By the time we reached Vimy Ridge it was early evening and raining so hard we could barely see the memorial from the car parking lot. It was huge; of that we were certain. We decided to come back in the morning. It was an excellent call as the day dawned bright and sunny. Vimy Memorial is magnificent. It sits high on a ridge (go figure) and you can see it for miles around. In the early morning sun it was spectacular and moving. A few Canadian soldiers were setting up for a parade later in the day and one was sitting on the memorial meditating. It was somehow fitting. We found Herbert Kersey’s name. He was Jean’s uncle and his body was never located. In tribute to him, his name is chiseled into this beautiful monument. The area around the monument is Canadian land, given to Canada in gratitude for their help during the war.
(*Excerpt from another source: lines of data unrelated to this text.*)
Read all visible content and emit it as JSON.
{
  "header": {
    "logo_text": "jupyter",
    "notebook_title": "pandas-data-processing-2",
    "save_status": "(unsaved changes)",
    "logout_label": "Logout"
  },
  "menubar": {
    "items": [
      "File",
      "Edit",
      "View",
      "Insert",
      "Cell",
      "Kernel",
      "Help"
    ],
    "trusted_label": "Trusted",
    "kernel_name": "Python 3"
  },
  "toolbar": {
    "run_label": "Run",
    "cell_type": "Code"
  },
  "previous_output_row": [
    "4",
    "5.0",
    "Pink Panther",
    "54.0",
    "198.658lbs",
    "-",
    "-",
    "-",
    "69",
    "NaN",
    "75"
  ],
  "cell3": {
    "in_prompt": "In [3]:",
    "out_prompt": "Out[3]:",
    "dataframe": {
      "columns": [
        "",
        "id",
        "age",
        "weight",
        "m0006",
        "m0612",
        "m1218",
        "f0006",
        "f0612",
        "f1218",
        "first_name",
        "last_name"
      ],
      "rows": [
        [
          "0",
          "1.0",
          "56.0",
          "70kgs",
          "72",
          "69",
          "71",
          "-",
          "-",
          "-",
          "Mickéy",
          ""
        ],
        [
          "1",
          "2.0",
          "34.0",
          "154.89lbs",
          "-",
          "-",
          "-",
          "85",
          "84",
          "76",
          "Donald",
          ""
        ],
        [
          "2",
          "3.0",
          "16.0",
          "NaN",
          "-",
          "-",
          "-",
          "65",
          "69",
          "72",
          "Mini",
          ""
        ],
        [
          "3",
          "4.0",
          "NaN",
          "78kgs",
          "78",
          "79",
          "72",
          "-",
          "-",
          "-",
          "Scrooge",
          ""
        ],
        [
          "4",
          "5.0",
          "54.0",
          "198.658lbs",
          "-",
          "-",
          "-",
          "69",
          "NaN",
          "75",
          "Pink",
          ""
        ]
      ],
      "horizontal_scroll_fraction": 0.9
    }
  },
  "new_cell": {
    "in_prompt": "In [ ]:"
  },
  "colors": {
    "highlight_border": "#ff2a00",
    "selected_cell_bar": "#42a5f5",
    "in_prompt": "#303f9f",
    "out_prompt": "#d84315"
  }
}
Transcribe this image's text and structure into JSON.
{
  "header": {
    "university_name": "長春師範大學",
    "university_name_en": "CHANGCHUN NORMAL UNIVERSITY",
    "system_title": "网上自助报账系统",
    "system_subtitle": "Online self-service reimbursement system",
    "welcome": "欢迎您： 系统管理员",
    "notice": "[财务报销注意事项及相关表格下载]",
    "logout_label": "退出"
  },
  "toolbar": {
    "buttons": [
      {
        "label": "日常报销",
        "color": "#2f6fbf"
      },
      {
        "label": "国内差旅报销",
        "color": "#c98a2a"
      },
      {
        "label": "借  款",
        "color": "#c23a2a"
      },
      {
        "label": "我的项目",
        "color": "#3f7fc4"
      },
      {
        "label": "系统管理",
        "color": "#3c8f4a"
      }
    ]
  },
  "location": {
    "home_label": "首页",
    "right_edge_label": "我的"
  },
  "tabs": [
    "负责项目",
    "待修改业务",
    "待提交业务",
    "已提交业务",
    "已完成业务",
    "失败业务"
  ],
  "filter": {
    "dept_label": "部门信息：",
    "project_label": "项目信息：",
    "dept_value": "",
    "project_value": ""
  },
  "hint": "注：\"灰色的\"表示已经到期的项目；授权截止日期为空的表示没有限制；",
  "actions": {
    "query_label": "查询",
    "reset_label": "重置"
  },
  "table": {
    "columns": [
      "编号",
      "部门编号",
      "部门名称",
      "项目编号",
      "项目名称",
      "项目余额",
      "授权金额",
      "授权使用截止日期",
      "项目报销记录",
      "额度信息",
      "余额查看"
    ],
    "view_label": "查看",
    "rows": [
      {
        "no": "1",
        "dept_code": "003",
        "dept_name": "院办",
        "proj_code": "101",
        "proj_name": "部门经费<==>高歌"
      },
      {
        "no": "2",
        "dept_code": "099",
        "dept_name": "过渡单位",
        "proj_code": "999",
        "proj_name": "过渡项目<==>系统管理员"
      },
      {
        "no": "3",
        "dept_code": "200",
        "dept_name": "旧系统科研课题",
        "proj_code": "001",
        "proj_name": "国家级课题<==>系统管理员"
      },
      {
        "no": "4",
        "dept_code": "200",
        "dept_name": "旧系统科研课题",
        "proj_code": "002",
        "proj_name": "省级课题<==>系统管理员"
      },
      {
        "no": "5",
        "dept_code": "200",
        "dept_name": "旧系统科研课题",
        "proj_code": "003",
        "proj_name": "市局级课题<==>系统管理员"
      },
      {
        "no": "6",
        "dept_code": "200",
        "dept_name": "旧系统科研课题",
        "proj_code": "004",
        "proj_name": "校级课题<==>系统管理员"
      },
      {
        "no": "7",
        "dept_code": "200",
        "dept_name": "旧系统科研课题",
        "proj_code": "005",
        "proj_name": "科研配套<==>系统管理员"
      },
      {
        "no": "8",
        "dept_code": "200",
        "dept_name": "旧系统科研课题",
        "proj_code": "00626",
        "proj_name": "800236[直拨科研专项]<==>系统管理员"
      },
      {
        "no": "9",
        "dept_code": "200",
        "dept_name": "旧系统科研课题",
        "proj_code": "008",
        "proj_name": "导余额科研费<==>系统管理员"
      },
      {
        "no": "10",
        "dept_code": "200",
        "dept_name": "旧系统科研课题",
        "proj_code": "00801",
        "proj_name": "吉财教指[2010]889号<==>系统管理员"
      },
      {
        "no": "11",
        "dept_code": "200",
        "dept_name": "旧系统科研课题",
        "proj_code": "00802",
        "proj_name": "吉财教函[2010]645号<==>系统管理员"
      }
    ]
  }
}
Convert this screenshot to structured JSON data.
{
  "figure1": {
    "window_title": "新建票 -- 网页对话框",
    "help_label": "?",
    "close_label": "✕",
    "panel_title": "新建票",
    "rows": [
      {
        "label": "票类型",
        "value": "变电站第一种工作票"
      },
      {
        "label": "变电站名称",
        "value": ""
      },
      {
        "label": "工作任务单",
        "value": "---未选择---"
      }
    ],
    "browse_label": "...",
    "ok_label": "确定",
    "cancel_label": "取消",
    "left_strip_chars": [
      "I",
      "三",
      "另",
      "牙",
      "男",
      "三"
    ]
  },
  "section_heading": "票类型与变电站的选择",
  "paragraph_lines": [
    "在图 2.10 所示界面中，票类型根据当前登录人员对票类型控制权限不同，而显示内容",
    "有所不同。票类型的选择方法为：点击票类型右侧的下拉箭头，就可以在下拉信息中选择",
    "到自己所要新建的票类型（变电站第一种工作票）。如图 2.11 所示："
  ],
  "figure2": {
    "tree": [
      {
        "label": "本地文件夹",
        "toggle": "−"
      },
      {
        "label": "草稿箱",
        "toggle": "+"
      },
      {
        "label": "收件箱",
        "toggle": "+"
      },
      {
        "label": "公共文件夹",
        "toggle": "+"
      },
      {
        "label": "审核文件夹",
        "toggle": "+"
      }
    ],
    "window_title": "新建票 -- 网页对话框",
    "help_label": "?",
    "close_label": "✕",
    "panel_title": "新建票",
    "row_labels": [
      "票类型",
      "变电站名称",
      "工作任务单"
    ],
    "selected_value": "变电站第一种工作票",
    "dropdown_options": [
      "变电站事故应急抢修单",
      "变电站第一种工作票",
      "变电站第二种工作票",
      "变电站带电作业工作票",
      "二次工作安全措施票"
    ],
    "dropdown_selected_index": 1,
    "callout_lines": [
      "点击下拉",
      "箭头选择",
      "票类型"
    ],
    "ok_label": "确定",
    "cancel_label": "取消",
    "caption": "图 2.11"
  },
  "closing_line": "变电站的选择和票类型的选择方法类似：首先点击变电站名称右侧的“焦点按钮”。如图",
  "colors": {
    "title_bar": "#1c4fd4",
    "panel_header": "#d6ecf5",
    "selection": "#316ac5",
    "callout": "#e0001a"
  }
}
It is said that Canada became a country on Vimy Ridge. Thousands of Canadian soldiers came to help during this war and Vimy Ridge was a particularly strategic location to hold. The Canadian battalions were the ones to finally take it back and hold on to it, losing many men and gaining the respect of our European forefathers in the process. Some of the land has wire around it with signs warning that there are still unexploded mines and to stick to the paths at all times. While taking a picture of this, I noticed herds of goats and sheep grazing behind the fences. No sheep or goats located missing mines while we were there, thankfully.

We wandered some more trenches on the ridge and located HUGE holes made by bombs. Tom figured the bombs must have been from British and Canadian pilots blasting the Germans off the ridge because the trenches seemed to move around the holes.

Afterwards, we drove to Dury Crucifix Cemetery. The cemetery is on the edge of a little village amongst wide fields of wheat. It is a picturesque, quiet setting in the middle of the beautiful French countryside. We found Tom’s great grandfather’s grave without a problem. The headstones all have greenery and flowers planted in front. They look well tended and the cemetery is undergoing some upgrades at this time. The French are taking excellent care of our fallen ancestors. We stood by the side of his grave for some time before we all decided we needed to do something more so we drove back to the store in the next town and bought flowers. The kids arranged them by their great-great grandfather’s grave. I wished we’d brought a Canadian flag to place there too. We found the register and signed it. All of the graves in that row and the next held the same two or three dates; so many dead men. What a terrible time for the soldiers: the terror of fighting one day and the pain of digging comrades’ graves the next. Seeing the headstone and his name was sad and sentimental. It will make Remembrance Day just that much more significant in the future.


Anne Affleck said...

Thanks, Holly, for a lovely and loving post and to you all for taking the time to make the search. It is a great tribute to Vern's grandfather and our uncle. love, Auntie Anne

Tom said...

Vimy memorial is beautiful. It was a strange mix of pride and sadnesss when you were there. I talked with a Canadian soldier there who was marching from Amsterdam through Belgium and France as part of an anual event. People line the streets and cheer as the Canadians go by even Today. That is nearly 100 years later. Tom